10. The lawyer and policeman who were in naval forces on the day
Thomas Quin King became the President of the Law Society.
On Day he was an RNVR Lt. Commander who had qualified as a solicitor in June 1941. He served in Landing Craft Infantry Squadrons and at the D-Day landings saw action at Juno Beach, Normandy. He ended his service as Lieutenant Commander. Aged 21 he joined as an ordinary seaman and shortly afterwards was posted for officer training, as a sub-lieutenant and then a lieutenant.
Tom King graduated in Law at QUB in 1937. He had taken first place in the final law examination and was awarded the gold medal. He was an early member of the Belfast Solicitors’ Association and later became a member of the Council of the Law Society and was elected its President in 1955.
At that time he was the youngest ever President of the Society.
Despite his active involvement in his practice and the Law Society, Tom found time also to participate in a number of other activities.
He was a member of the Council of the Belfast Old Instonians Association and its President, a member of the Board of Governors of The Royal Belfast Academical Institution, a member of the Committee of the Belfast Association for the Blind, and a member of the Board of Trustees of the Trustee Savings Bank of Northern Ireland. He was President of QUB Services Club in 1982. Tom died on 28/09/2002
James Stewart served in the Royal Navy from 1941 – 46.
He took part in Operation Fuller in one of the MTB’s sent out to intercept the Brest Squadron when they forced the channel in Feb. 1942. (Operation Cerberus – which was to return them to German “home waters”).
He also made some of the early PQ runs to Russia , and was part of the naval component of the Bruneval Raid, the aim of which was to capture German radar parts and operatives.
Night actions fought against E Boats in the Channel off the Texel and D-Day were taken in their stride.

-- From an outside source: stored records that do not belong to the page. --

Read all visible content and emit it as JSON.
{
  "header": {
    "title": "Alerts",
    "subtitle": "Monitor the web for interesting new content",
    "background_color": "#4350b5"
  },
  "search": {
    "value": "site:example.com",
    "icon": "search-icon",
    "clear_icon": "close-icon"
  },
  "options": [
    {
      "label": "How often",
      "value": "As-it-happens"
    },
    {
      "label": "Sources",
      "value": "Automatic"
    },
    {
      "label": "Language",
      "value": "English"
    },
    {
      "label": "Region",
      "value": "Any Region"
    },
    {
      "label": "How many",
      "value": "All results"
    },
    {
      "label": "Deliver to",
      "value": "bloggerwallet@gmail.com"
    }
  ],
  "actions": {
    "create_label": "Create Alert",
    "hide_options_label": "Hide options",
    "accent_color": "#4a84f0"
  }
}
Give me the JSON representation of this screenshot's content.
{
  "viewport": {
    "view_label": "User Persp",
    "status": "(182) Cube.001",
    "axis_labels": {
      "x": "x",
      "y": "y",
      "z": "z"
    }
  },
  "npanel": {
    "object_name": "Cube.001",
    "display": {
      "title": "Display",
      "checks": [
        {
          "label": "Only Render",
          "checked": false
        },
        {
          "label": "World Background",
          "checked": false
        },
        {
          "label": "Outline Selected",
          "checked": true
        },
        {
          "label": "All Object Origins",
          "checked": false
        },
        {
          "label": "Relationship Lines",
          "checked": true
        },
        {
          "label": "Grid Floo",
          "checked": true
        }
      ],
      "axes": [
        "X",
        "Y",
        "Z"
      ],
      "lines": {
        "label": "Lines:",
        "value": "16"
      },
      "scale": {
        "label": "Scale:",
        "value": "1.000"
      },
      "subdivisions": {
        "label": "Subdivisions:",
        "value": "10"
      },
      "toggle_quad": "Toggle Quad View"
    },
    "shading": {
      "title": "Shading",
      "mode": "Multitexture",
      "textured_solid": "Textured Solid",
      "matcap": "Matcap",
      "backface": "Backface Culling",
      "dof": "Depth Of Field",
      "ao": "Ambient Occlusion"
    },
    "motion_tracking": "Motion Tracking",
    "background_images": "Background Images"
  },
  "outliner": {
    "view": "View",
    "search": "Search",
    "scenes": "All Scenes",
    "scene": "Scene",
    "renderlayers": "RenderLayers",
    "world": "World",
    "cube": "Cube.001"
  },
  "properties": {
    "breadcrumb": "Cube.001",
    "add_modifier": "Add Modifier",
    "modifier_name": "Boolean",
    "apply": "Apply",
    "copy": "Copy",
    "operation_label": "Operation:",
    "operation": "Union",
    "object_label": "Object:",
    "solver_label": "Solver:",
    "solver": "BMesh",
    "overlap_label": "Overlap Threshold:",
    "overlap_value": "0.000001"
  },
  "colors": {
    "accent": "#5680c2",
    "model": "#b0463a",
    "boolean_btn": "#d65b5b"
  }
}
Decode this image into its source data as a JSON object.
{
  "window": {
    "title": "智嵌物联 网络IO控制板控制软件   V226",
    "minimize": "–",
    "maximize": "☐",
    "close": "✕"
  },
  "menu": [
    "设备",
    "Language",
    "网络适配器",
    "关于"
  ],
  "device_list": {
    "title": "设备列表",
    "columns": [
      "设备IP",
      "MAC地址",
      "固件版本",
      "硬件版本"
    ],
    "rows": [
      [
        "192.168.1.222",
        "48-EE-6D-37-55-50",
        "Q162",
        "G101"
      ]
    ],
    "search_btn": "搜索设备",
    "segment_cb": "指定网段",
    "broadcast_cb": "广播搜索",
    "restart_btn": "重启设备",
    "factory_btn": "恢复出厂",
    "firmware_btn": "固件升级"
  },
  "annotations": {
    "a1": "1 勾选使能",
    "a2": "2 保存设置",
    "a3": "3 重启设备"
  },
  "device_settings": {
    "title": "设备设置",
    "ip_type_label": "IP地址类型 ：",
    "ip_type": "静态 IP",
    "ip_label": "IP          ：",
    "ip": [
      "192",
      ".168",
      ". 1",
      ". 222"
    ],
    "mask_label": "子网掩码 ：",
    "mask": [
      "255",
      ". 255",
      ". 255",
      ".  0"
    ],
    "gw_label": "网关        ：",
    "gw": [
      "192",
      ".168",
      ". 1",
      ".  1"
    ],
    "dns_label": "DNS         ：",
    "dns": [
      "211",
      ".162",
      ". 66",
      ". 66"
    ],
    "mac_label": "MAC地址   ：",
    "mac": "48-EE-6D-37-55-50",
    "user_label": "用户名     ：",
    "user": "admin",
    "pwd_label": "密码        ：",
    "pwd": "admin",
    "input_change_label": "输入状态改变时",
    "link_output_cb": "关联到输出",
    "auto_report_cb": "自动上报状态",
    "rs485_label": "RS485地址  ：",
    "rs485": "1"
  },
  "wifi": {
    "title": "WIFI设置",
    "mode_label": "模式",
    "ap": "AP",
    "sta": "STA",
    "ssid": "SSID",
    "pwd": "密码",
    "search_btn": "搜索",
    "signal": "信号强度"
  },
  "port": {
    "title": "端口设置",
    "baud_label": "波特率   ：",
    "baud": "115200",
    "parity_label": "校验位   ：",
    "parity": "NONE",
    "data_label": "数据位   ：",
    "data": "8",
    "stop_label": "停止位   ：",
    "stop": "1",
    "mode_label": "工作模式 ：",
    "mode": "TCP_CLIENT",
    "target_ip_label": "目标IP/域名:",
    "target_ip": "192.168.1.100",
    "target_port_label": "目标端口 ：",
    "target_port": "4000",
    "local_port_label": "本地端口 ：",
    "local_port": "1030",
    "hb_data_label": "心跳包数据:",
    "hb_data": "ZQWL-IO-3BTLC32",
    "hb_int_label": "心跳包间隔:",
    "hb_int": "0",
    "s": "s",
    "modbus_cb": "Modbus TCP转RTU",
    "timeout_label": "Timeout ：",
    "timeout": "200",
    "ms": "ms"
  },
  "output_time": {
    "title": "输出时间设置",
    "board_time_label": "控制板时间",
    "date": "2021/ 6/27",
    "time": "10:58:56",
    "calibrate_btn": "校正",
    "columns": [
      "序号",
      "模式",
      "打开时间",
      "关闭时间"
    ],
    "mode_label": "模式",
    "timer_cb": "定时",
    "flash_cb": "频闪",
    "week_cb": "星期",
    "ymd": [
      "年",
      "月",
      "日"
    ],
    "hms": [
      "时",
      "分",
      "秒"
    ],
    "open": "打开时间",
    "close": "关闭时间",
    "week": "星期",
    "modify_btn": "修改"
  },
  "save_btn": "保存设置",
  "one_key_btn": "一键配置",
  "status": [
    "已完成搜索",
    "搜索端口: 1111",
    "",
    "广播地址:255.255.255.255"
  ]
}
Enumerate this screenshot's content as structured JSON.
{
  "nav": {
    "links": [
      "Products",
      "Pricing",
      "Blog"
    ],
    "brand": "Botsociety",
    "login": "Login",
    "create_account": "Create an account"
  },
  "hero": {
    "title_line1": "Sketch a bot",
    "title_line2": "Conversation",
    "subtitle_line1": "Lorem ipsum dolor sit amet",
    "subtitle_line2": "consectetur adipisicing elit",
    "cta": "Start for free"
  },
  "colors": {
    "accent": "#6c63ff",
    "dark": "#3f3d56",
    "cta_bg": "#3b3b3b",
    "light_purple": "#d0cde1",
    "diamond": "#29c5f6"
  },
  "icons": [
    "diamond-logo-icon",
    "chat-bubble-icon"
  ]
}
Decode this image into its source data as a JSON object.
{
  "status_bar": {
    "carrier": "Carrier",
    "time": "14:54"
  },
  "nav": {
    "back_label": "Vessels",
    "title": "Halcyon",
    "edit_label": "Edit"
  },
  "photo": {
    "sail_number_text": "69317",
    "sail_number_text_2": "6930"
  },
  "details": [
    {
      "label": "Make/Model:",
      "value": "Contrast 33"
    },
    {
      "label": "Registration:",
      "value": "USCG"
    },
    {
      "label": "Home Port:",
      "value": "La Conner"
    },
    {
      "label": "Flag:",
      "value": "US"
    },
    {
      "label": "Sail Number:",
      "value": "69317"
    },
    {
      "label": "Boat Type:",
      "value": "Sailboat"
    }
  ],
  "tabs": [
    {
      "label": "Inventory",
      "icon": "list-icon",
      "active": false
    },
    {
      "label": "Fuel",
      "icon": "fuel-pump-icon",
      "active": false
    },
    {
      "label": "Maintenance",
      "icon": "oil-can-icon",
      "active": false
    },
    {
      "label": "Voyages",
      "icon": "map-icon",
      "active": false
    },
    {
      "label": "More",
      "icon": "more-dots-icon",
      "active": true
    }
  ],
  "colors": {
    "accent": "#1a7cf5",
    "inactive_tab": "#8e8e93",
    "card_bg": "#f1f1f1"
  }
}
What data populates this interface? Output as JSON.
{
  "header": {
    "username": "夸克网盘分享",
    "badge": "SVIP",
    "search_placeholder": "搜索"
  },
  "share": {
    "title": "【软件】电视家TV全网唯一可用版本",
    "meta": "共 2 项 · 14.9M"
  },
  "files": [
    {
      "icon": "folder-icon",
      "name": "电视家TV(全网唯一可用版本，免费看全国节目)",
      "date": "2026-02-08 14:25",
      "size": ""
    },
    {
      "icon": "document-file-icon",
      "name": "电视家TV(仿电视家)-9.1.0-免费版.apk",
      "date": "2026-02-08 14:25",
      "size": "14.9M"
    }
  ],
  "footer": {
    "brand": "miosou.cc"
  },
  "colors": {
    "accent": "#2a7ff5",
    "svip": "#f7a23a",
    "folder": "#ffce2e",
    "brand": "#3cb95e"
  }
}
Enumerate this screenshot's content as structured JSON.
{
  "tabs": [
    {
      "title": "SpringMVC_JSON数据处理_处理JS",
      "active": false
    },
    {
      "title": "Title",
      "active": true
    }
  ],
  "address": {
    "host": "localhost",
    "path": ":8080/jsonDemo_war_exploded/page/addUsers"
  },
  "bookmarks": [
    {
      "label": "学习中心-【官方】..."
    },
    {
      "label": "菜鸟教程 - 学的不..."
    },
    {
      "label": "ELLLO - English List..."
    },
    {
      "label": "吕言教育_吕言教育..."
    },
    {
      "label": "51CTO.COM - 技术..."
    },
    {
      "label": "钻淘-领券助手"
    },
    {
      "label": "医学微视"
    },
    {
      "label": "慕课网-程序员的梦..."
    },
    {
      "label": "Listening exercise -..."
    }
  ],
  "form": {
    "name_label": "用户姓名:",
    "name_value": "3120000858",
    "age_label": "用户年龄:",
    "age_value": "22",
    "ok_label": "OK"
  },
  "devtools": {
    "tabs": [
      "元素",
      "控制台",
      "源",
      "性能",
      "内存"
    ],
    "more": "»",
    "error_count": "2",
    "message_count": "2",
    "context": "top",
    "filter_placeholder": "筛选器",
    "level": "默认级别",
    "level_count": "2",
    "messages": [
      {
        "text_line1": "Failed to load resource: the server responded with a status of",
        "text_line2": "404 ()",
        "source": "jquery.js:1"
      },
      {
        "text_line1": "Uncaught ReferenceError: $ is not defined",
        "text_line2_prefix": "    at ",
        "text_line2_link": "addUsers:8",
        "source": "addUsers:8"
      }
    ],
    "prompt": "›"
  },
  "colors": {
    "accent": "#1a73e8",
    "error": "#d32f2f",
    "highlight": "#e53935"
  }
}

In May 1945 he was mustered as a member of a boarding party which took several U-boats from Loch Ryan to Lisahally on the Foyle.
Known as “Bob”, he was one of four brothers who served in the war , two of whom did not return. James – died when his Halifax was shot down in Sept. 1943. He is buried on Ameland, and Donald who died in Japanese hands in April 1944 having been a POW since the fall of Hong Kong.
James joined the RUC in 1946 – serving until 1976. He was severely injured by a booby trap bomb following his retirement. On recovery he returned to work for the NI Police Authority until his retirement in 1982.
A native of Londonderry, he died in 1988.